● Dataset
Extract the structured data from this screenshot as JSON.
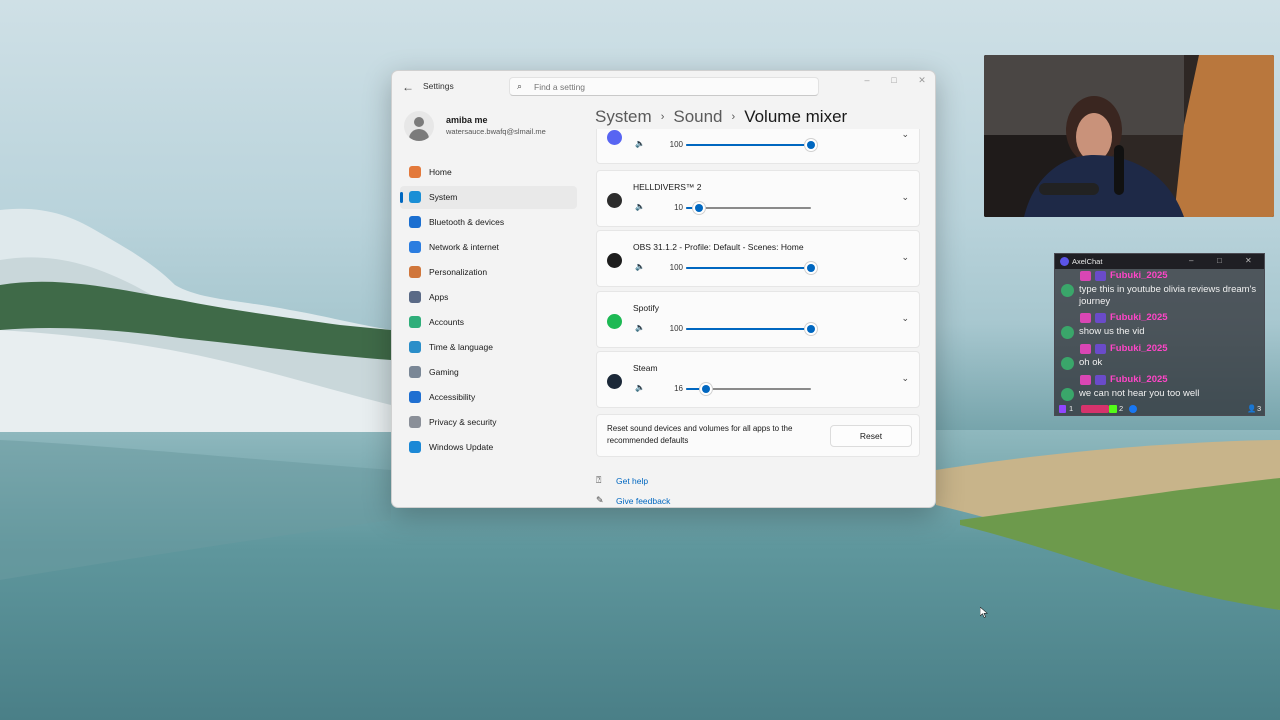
{
  "settings": {
    "app_title": "Settings",
    "back_icon": "back-arrow-icon",
    "search": {
      "placeholder": "Find a setting"
    },
    "window_controls": {
      "minimize": "–",
      "maximize": "□",
      "close": "✕"
    },
    "profile": {
      "name": "amiba me",
      "email": "watersauce.bwafq@slmail.me"
    },
    "nav": [
      {
        "label": "Home",
        "icon": "home-icon",
        "color": "#e3793b"
      },
      {
        "label": "System",
        "icon": "system-icon",
        "color": "#1a8fd6",
        "active": true
      },
      {
        "label": "Bluetooth & devices",
        "icon": "bluetooth-icon",
        "color": "#1b6fd0"
      },
      {
        "label": "Network & internet",
        "icon": "wifi-icon",
        "color": "#2b7de0"
      },
      {
        "label": "Personalization",
        "icon": "brush-icon",
        "color": "#d0763b"
      },
      {
        "label": "Apps",
        "icon": "apps-icon",
        "color": "#5a6a86"
      },
      {
        "label": "Accounts",
        "icon": "accounts-icon",
        "color": "#2fae7a"
      },
      {
        "label": "Time & language",
        "icon": "globe-clock-icon",
        "color": "#2a8ec9"
      },
      {
        "label": "Gaming",
        "icon": "gamepad-icon",
        "color": "#7a8796"
      },
      {
        "label": "Accessibility",
        "icon": "accessibility-icon",
        "color": "#1f6fd1"
      },
      {
        "label": "Privacy & security",
        "icon": "shield-icon",
        "color": "#8a8f98"
      },
      {
        "label": "Windows Update",
        "icon": "update-icon",
        "color": "#1b88d6"
      }
    ],
    "breadcrumb": {
      "level1": "System",
      "level2": "Sound",
      "current": "Volume mixer",
      "separator": "›"
    },
    "apps": [
      {
        "name": "",
        "volume": 100,
        "icon": "discord-icon",
        "icon_color": "#5865f2"
      },
      {
        "name": "HELLDIVERS™ 2",
        "volume": 10,
        "icon": "helldivers-icon",
        "icon_color": "#2d2d2d"
      },
      {
        "name": "OBS 31.1.2 - Profile: Default - Scenes: Home",
        "volume": 100,
        "icon": "obs-icon",
        "icon_color": "#1d1d1d"
      },
      {
        "name": "Spotify",
        "volume": 100,
        "icon": "spotify-icon",
        "icon_color": "#1db954"
      },
      {
        "name": "Steam",
        "volume": 16,
        "icon": "steam-icon",
        "icon_color": "#1b2838"
      }
    ],
    "speaker_icon": "🔈",
    "reset": {
      "text": "Reset sound devices and volumes for all apps to the recommended defaults",
      "button": "Reset"
    },
    "links": {
      "help": "Get help",
      "feedback": "Give feedback"
    }
  },
  "chat": {
    "title": "AxelChat",
    "messages": [
      {
        "user": "Fubuki_2025",
        "text": "type this in youtube olivia reviews dream's journey"
      },
      {
        "user": "Fubuki_2025",
        "text": "show us the vid"
      },
      {
        "user": "Fubuki_2025",
        "text": "oh ok"
      },
      {
        "user": "Fubuki_2025",
        "text": "we can not hear you too well"
      }
    ],
    "footer": {
      "twitch_count": "1",
      "kick_count": "2",
      "viewers": "3"
    }
  }
}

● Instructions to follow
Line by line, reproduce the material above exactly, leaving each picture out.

● Reply
Extract the structured data from this screenshot as JSON.
{
  "settings": {
    "app_title": "Settings",
    "back_icon": "back-arrow-icon",
    "search": {
      "placeholder": "Find a setting"
    },
    "window_controls": {
      "minimize": "–",
      "maximize": "□",
      "close": "✕"
    },
    "profile": {
      "name": "amiba me",
      "email": "watersauce.bwafq@slmail.me"
    },
    "nav": [
      {
        "label": "Home",
        "icon": "home-icon",
        "color": "#e3793b"
      },
      {
        "label": "System",
        "icon": "system-icon",
        "color": "#1a8fd6",
        "active": true
      },
      {
        "label": "Bluetooth & devices",
        "icon": "bluetooth-icon",
        "color": "#1b6fd0"
      },
      {
        "label": "Network & internet",
        "icon": "wifi-icon",
        "color": "#2b7de0"
      },
      {
        "label": "Personalization",
        "icon": "brush-icon",
        "color": "#d0763b"
      },
      {
        "label": "Apps",
        "icon": "apps-icon",
        "color": "#5a6a86"
      },
      {
        "label": "Accounts",
        "icon": "accounts-icon",
        "color": "#2fae7a"
      },
      {
        "label": "Time & language",
        "icon": "globe-clock-icon",
        "color": "#2a8ec9"
      },
      {
        "label": "Gaming",
        "icon": "gamepad-icon",
        "color": "#7a8796"
      },
      {
        "label": "Accessibility",
        "icon": "accessibility-icon",
        "color": "#1f6fd1"
      },
      {
        "label": "Privacy & security",
        "icon": "shield-icon",
        "color": "#8a8f98"
      },
      {
        "label": "Windows Update",
        "icon": "update-icon",
        "color": "#1b88d6"
      }
    ],
    "breadcrumb": {
      "level1": "System",
      "level2": "Sound",
      "current": "Volume mixer",
      "separator": "›"
    },
    "apps": [
      {
        "name": "",
        "volume": 100,
        "icon": "discord-icon",
        "icon_color": "#5865f2"
      },
      {
        "name": "HELLDIVERS™ 2",
        "volume": 10,
        "icon": "helldivers-icon",
        "icon_color": "#2d2d2d"
      },
      {
        "name": "OBS 31.1.2 - Profile: Default - Scenes: Home",
        "volume": 100,
        "icon": "obs-icon",
        "icon_color": "#1d1d1d"
      },
      {
        "name": "Spotify",
        "volume": 100,
        "icon": "spotify-icon",
        "icon_color": "#1db954"
      },
      {
        "name": "Steam",
        "volume": 16,
        "icon": "steam-icon",
        "icon_color": "#1b2838"
      }
    ],
    "speaker_icon": "🔈",
    "reset": {
      "text": "Reset sound devices and volumes for all apps to the recommended defaults",
      "button": "Reset"
    },
    "links": {
      "help": "Get help",
      "feedback": "Give feedback"
    }
  },
  "chat": {
    "title": "AxelChat",
    "messages": [
      {
        "user": "Fubuki_2025",
        "text": "type this in youtube olivia reviews dream's journey"
      },
      {
        "user": "Fubuki_2025",
        "text": "show us the vid"
      },
      {
        "user": "Fubuki_2025",
        "text": "oh ok"
      },
      {
        "user": "Fubuki_2025",
        "text": "we can not hear you too well"
      }
    ],
    "footer": {
      "twitch_count": "1",
      "kick_count": "2",
      "viewers": "3"
    }
  }
}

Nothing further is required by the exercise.